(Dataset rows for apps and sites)

────────────────────

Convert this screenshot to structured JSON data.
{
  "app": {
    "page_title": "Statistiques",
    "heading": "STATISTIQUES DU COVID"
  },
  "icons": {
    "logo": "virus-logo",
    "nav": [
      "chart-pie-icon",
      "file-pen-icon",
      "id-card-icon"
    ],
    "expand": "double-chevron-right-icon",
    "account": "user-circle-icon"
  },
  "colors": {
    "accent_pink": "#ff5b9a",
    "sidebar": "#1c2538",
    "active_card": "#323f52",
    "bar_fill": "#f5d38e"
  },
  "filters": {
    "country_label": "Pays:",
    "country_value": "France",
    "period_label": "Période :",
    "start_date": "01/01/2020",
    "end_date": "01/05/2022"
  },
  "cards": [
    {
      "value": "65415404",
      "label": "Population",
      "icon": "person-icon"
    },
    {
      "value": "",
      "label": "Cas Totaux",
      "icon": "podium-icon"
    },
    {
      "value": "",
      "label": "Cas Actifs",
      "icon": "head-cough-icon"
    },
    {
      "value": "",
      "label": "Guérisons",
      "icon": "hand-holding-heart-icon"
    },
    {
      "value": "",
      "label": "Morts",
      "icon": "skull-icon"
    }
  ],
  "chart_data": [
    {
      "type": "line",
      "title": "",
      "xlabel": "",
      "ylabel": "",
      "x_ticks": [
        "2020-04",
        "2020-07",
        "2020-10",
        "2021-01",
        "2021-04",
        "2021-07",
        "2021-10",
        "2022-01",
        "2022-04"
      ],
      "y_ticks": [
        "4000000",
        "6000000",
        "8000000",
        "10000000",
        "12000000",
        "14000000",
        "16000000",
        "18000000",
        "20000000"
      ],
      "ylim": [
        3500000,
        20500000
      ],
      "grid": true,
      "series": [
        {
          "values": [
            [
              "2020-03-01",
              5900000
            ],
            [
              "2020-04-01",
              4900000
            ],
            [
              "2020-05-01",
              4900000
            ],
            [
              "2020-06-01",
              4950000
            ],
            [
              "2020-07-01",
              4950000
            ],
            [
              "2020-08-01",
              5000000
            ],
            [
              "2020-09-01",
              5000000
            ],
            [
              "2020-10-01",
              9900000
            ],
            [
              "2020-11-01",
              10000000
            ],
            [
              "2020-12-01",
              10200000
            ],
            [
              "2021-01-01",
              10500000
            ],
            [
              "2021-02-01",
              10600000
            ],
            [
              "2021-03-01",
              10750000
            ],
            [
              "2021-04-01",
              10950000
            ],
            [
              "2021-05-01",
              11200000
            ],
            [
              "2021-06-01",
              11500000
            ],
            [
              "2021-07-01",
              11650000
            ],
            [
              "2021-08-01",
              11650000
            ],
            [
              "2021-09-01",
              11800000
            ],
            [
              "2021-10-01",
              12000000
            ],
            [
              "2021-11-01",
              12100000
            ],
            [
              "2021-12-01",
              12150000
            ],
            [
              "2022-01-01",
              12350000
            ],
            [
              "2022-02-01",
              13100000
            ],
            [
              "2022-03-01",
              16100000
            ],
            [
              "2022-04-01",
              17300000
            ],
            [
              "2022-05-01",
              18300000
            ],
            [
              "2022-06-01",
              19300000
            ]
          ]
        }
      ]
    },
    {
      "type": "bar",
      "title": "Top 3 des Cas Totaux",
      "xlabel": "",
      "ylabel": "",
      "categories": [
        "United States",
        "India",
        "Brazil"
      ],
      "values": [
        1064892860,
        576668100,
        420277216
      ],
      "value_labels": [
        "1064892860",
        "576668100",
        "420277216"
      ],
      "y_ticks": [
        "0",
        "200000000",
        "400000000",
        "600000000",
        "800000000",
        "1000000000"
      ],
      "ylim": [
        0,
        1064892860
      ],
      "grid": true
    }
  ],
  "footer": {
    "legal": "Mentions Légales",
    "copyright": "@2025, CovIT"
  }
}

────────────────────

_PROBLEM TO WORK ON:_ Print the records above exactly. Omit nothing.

_RESULT:_
Convert this screenshot to structured JSON data.
{
  "app": {
    "page_title": "Statistiques",
    "heading": "STATISTIQUES DU COVID"
  },
  "icons": {
    "logo": "virus-logo",
    "nav": [
      "chart-pie-icon",
      "file-pen-icon",
      "id-card-icon"
    ],
    "expand": "double-chevron-right-icon",
    "account": "user-circle-icon"
  },
  "colors": {
    "accent_pink": "#ff5b9a",
    "sidebar": "#1c2538",
    "active_card": "#323f52",
    "bar_fill": "#f5d38e"
  },
  "filters": {
    "country_label": "Pays:",
    "country_value": "France",
    "period_label": "Période :",
    "start_date": "01/01/2020",
    "end_date": "01/05/2022"
  },
  "cards": [
    {
      "value": "65415404",
      "label": "Population",
      "icon": "person-icon"
    },
    {
      "value": "",
      "label": "Cas Totaux",
      "icon": "podium-icon"
    },
    {
      "value": "",
      "label": "Cas Actifs",
      "icon": "head-cough-icon"
    },
    {
      "value": "",
      "label": "Guérisons",
      "icon": "hand-holding-heart-icon"
    },
    {
      "value": "",
      "label": "Morts",
      "icon": "skull-icon"
    }
  ],
  "chart_data": [
    {
      "type": "line",
      "title": "",
      "xlabel": "",
      "ylabel": "",
      "x_ticks": [
        "2020-04",
        "2020-07",
        "2020-10",
        "2021-01",
        "2021-04",
        "2021-07",
        "2021-10",
        "2022-01",
        "2022-04"
      ],
      "y_ticks": [
        "4000000",
        "6000000",
        "8000000",
        "10000000",
        "12000000",
        "14000000",
        "16000000",
        "18000000",
        "20000000"
      ],
      "ylim": [
        3500000,
        20500000
      ],
      "grid": true,
      "series": [
        {
          "values": [
            [
              "2020-03-01",
              5900000
            ],
            [
              "2020-04-01",
              4900000
            ],
            [
              "2020-05-01",
              4900000
            ],
            [
              "2020-06-01",
              4950000
            ],
            [
              "2020-07-01",
              4950000
            ],
            [
              "2020-08-01",
              5000000
            ],
            [
              "2020-09-01",
              5000000
            ],
            [
              "2020-10-01",
              9900000
            ],
            [
              "2020-11-01",
              10000000
            ],
            [
              "2020-12-01",
              10200000
            ],
            [
              "2021-01-01",
              10500000
            ],
            [
              "2021-02-01",
              10600000
            ],
            [
              "2021-03-01",
              10750000
            ],
            [
              "2021-04-01",
              10950000
            ],
            [
              "2021-05-01",
              11200000
            ],
            [
              "2021-06-01",
              11500000
            ],
            [
              "2021-07-01",
              11650000
            ],
            [
              "2021-08-01",
              11650000
            ],
            [
              "2021-09-01",
              11800000
            ],
            [
              "2021-10-01",
              12000000
            ],
            [
              "2021-11-01",
              12100000
            ],
            [
              "2021-12-01",
              12150000
            ],
            [
              "2022-01-01",
              12350000
            ],
            [
              "2022-02-01",
              13100000
            ],
            [
              "2022-03-01",
              16100000
            ],
            [
              "2022-04-01",
              17300000
            ],
            [
              "2022-05-01",
              18300000
            ],
            [
              "2022-06-01",
              19300000
            ]
          ]
        }
      ]
    },
    {
      "type": "bar",
      "title": "Top 3 des Cas Totaux",
      "xlabel": "",
      "ylabel": "",
      "categories": [
        "United States",
        "India",
        "Brazil"
      ],
      "values": [
        1064892860,
        576668100,
        420277216
      ],
      "value_labels": [
        "1064892860",
        "576668100",
        "420277216"
      ],
      "y_ticks": [
        "0",
        "200000000",
        "400000000",
        "600000000",
        "800000000",
        "1000000000"
      ],
      "ylim": [
        0,
        1064892860
      ],
      "grid": true
    }
  ],
  "footer": {
    "legal": "Mentions Légales",
    "copyright": "@2025, CovIT"
  }
}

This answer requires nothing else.